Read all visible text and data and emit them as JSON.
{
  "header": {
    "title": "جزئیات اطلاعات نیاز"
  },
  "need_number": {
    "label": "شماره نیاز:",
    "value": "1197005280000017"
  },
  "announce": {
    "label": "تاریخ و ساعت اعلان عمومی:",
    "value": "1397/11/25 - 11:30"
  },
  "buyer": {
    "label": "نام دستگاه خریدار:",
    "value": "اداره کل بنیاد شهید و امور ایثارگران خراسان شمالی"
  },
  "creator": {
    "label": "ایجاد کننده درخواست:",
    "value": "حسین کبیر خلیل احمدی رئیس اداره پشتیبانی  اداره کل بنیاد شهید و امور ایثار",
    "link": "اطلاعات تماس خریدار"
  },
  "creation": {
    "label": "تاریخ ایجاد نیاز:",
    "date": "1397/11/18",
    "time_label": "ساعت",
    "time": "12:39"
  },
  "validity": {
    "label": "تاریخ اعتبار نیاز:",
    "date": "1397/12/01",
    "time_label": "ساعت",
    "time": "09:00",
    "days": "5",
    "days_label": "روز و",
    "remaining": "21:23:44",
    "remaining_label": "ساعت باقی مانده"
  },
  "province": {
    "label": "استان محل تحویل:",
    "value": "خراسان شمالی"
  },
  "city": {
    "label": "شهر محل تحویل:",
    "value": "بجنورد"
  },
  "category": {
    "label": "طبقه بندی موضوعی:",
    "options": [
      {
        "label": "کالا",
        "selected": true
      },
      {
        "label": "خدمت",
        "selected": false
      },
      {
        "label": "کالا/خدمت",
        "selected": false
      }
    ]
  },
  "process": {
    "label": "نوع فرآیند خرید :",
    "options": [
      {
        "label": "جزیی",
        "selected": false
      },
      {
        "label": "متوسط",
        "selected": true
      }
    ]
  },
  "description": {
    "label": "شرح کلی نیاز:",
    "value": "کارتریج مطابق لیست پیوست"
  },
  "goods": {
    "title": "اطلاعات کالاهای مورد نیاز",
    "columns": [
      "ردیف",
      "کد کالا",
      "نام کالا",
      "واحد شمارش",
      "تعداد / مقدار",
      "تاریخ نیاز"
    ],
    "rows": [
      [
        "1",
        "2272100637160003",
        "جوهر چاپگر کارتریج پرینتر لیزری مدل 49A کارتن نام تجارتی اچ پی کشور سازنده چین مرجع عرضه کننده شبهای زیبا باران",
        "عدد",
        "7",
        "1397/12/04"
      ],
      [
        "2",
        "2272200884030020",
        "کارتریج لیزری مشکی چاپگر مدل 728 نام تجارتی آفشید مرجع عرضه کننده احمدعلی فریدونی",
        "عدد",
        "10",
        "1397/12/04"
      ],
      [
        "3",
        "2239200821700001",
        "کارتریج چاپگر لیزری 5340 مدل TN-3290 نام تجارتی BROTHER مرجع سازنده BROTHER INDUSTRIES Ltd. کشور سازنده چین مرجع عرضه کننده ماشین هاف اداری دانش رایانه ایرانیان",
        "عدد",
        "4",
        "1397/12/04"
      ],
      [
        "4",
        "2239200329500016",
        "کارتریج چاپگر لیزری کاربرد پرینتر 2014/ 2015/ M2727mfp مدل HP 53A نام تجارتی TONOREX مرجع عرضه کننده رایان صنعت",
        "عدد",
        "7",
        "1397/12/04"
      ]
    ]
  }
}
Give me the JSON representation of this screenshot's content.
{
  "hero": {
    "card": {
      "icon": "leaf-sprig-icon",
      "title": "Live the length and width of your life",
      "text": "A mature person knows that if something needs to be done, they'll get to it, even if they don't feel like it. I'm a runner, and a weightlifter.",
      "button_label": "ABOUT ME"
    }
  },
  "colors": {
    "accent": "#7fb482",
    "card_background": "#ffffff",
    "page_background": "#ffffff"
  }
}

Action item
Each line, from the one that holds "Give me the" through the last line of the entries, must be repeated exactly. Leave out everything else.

Problem solution
Give me the JSON representation of this screenshot's content.
{
  "hero": {
    "card": {
      "icon": "leaf-sprig-icon",
      "title": "Live the length and width of your life",
      "text": "A mature person knows that if something needs to be done, they'll get to it, even if they don't feel like it. I'm a runner, and a weightlifter.",
      "button_label": "ABOUT ME"
    }
  },
  "colors": {
    "accent": "#7fb482",
    "card_background": "#ffffff",
    "page_background": "#ffffff"
  }
}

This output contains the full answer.